**EXERCISE PROMPT**:
State how many lines in these records contain the word "title", and nothing else.

(Excerpts from an interface dataset)
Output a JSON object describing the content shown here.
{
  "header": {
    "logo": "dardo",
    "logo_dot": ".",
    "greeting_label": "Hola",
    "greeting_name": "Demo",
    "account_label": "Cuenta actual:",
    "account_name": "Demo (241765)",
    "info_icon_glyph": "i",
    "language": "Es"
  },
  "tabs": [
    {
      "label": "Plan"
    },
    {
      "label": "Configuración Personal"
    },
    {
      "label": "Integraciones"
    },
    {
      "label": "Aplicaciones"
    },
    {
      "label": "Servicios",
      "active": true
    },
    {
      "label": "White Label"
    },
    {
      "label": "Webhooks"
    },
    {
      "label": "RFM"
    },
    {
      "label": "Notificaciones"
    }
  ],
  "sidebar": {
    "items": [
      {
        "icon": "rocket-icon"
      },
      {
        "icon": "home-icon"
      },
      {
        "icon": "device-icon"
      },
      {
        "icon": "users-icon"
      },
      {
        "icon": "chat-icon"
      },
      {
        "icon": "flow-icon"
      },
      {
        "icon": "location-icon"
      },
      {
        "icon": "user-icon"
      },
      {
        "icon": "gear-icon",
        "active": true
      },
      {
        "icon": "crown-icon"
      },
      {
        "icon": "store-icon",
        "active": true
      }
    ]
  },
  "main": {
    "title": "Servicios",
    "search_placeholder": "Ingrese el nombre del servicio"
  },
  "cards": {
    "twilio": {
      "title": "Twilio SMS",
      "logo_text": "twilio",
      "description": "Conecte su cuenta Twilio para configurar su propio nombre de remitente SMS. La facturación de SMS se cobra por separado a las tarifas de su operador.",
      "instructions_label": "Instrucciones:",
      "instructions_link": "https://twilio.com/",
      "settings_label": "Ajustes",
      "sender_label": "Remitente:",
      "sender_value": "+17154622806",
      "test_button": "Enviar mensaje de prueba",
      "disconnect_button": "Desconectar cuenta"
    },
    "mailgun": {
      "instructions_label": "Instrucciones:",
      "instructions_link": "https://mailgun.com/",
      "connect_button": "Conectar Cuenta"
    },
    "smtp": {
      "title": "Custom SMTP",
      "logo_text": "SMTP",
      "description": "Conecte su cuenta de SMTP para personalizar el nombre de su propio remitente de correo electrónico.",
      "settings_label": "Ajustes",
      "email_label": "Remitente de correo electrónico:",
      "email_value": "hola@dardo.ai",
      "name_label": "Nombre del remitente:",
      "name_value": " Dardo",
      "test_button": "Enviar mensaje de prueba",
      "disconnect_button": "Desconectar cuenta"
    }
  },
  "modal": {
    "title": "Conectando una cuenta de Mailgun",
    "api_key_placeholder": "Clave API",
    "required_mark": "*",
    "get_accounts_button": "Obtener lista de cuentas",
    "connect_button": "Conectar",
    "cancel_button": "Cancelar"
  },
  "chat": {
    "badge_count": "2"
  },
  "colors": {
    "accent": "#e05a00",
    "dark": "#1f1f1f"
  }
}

**RESULT OF THE EXERCISE**:
4